The Zimbabwean government said Thursday it is keen to preserve the pristine condition of the country’s largest game park, Hwange National Park, in the western part of the country.
Environment, Climate, Tourism and Hospitality Industry Minister Mangaliso Ndlovu made the remarks at a press conference following reports that government had granted special permits to two foreign companies to mine coal in the vast game reserve.
“We are trying to look at different ways of resolving the issue. Obviously we are not too keen to disturb a national park. We would consider other areas but the discussions are around making sure that we preserve the pristine standing of our national park,” Ndlovu said in response to a question from Xinhua.
He said government will make a public announcement on the matter in due course.
According to media reports, two firms are reportedly exploring for coal in the game reserve, raising concern from wildlife activists, tour operators and the local community.
Zimbabwe boasts of vast coal reserves, particularly in the north-west and southern parts of the country.
Several coal mines have opened in Hwange District over the years, joining Hwange Colliery Company, the country’s oldest coal mine, and several other major coal miners including Makomo Resources and Zambezi Gas.
Coal is a strategic mineral for Zimbabwe, as the country’s biggest power plant, Hwange Power Station, is coal-fired.

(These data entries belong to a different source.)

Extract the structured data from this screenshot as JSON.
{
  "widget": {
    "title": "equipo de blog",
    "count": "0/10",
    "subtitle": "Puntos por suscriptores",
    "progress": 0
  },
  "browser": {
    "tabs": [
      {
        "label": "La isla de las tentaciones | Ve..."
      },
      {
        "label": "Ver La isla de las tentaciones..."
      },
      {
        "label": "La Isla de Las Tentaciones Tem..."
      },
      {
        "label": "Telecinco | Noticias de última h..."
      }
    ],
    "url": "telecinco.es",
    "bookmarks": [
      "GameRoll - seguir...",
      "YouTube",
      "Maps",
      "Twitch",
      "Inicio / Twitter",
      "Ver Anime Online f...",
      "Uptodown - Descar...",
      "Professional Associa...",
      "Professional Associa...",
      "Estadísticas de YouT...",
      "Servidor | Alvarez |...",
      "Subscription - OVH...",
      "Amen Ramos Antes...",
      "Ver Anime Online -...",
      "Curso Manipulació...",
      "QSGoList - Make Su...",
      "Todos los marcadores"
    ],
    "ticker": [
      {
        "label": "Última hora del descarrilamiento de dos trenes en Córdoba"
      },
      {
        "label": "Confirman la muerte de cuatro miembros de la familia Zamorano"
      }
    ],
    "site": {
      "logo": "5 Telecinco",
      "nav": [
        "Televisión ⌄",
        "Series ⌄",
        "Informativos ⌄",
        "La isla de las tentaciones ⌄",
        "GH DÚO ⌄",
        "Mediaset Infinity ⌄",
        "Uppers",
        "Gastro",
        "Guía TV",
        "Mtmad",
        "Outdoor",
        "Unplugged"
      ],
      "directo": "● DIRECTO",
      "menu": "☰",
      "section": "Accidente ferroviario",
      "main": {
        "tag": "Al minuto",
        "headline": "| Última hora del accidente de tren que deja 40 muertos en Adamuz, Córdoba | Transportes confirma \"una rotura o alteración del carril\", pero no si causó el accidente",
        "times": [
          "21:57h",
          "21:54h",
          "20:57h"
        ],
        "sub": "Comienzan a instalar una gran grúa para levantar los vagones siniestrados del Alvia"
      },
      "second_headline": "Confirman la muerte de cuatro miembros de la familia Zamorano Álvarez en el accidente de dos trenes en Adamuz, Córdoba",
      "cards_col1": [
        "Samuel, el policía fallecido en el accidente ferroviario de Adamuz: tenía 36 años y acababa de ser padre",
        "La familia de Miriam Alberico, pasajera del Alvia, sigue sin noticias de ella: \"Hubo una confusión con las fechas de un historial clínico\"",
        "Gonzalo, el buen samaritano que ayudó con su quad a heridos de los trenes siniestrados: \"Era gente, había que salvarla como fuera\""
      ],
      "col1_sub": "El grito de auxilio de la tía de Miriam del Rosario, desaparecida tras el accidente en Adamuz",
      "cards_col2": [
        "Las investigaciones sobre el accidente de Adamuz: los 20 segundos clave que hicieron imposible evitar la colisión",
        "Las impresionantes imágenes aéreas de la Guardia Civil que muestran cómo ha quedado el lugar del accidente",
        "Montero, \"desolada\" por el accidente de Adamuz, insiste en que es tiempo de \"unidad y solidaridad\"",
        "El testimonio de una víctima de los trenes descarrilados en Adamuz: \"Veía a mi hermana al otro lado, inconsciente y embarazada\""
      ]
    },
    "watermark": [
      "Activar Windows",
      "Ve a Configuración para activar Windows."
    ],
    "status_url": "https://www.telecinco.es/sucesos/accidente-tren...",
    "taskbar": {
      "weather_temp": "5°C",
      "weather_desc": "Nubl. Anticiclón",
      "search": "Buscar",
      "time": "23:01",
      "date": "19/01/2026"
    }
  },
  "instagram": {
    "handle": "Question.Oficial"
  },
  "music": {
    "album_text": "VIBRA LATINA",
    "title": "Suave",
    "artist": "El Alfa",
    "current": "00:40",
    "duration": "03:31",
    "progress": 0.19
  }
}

The power plant is currently undergoing a 1.5 billion U.S. dollars upgrading and expansion program by Chinese firm Sinohydro, to add 600 megawatts. This will raise the plant’s capacity to 1, 520 MW.
The 42-month project is due for completion in mid-2022.